The immature fluke stages are able to ‘overwinter’ in the snail, so even if cattle are treated there remains a permanent source of infection in the snail. As a result, an important part of fluke control is preventing cattle from accessing areas of heavy snail infestation.
The snails can reproduce very rapidly: 100,000 offspring in 3-4 months. Combined with rapid multiplication of the fluke parasite within the snails, wet conditions allow huge numbers of the infectious form of the parasite (‘metacercariae’) to be shed onto pasture. In infected areas each blade of grass may be home to up to 20 metacercariae, of which only 200 are required to cause disease – that’s only 10 blades of grass which need to be eaten!
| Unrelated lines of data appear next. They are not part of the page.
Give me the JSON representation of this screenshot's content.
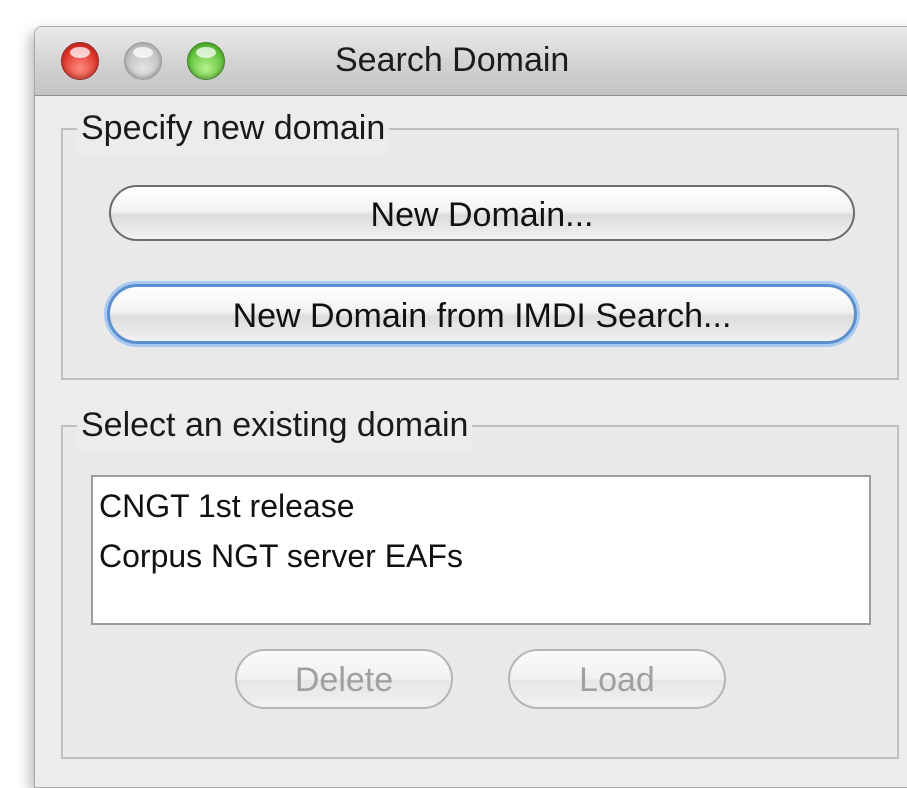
{
  "window": {
    "title": "Search Domain"
  },
  "specify_group": {
    "legend": "Specify new domain",
    "new_domain_label": "New Domain...",
    "imdi_search_label": "New Domain from IMDI Search..."
  },
  "existing_group": {
    "legend": "Select an existing domain",
    "domains": [
      "CNGT 1st release",
      "Corpus NGT server EAFs"
    ],
    "delete_label": "Delete",
    "load_label": "Load"
  },
  "colors": {
    "window_bg": "#ececec",
    "focus_ring": "#5b8fce",
    "close_light": "#e0362d",
    "minimize_light": "#c3c3c3",
    "zoom_light": "#62c43b",
    "disabled_text": "#a0a0a0"
  }
}
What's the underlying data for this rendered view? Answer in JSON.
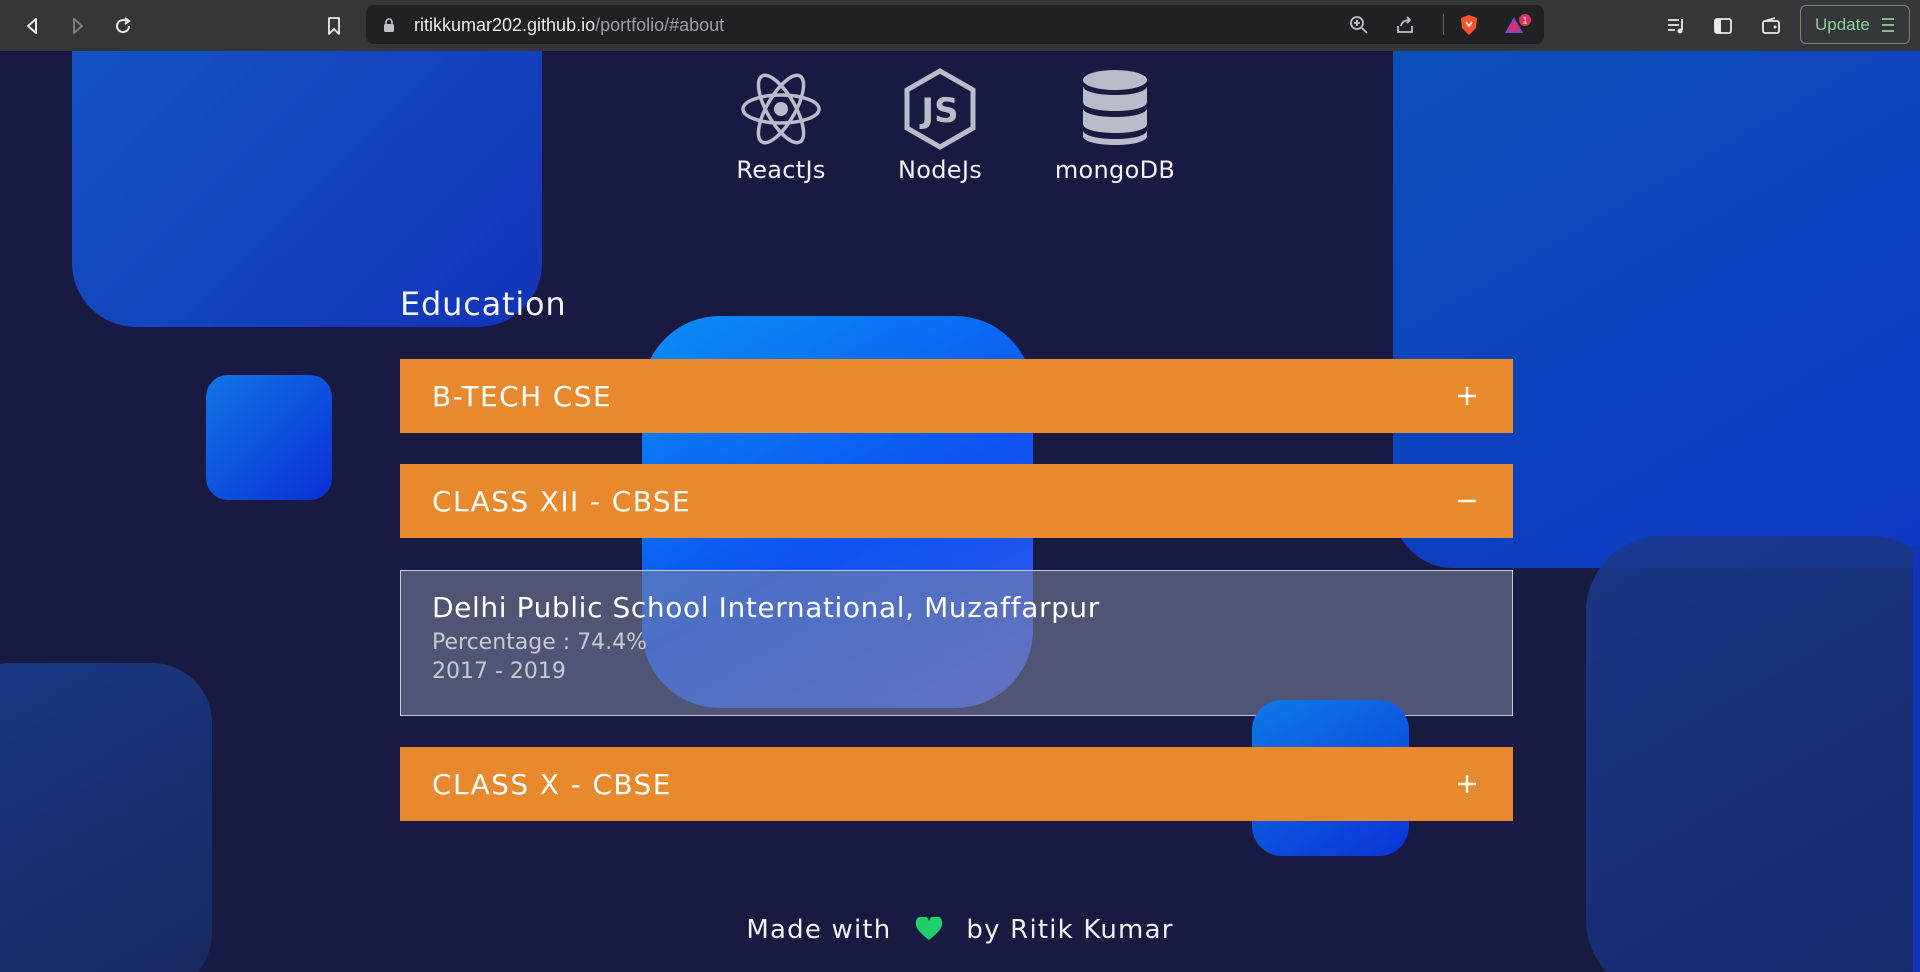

These immature forms of fluke are ingested with grass and develop into adult fluke inside the animal. The adults go on to produce the eggs which are passed in the faeces before they develop on the grass to infect the snail.
Once in the cow (or sheep), all stages of the life cycle can cause disease. The immature stages tunnel through the liver causing severe damage. Once they reach the bile duct and mature into adults, they feed on the animals’ blood (around 0.5ml/fluke/day) and lead to the chronic form of the disease.
Clinical signs include
- Sudden death (acute form)
- Loss of condition
- Reduced milk quality and yield
- Reduced weight gain
- Fertility problems
- Chronic anaemia
- Condemned livers at slaughter
- Increased susceptibility to Salmonella and liver disease
Diagnosing fluke infection is based on a combination of clinical signs and testing, with consideration of the weather conditions and farm history. Faecal fluke egg counts can further support a diagnosis; however they often fail to detect fluke infections before the adult (egg-shedding) fluke has been reached. Adults are not present until 8-12 weeks after infection, and even then only intermittently shed eggs.
Antibody tests are also available – these can be performed on blood or milk samples and can be more sensitive as they can detect infection before adult fluke have developed and do not rely sporadic shedding of eggs.
As part of the Infectious Disease Check programme we are monitoring bulk milk antibody levels. This allows us to gauge the herd’s level of exposure and roughly evaluate the success of the fluke control plans we have in place. In some circumstances we have found that fluke antibody levels are high enough to warrant further investigation, or to make changes to fluke control plans.
Prevention of fluke is always preferable to treating the disease. The level of infection can be controlled to a certain extent by reducing the amount of contact between the cattle and snail populations. This can be achieved by:
- Increasing drainage of the fields
- Fencing off access to still or slow flowing water
- Controlling the snail population
- Removing cattle from fields likely to flood
- Avoid autumn grazing of damp pasture
- Use lime to alter pH of soil to slightly alkali
The next round of Infectious Disease Check sampling is now underway! Those of you not milk recording with CIS should look out for a sample pot in the post. If you don’t receive one by the end of the month please let us know.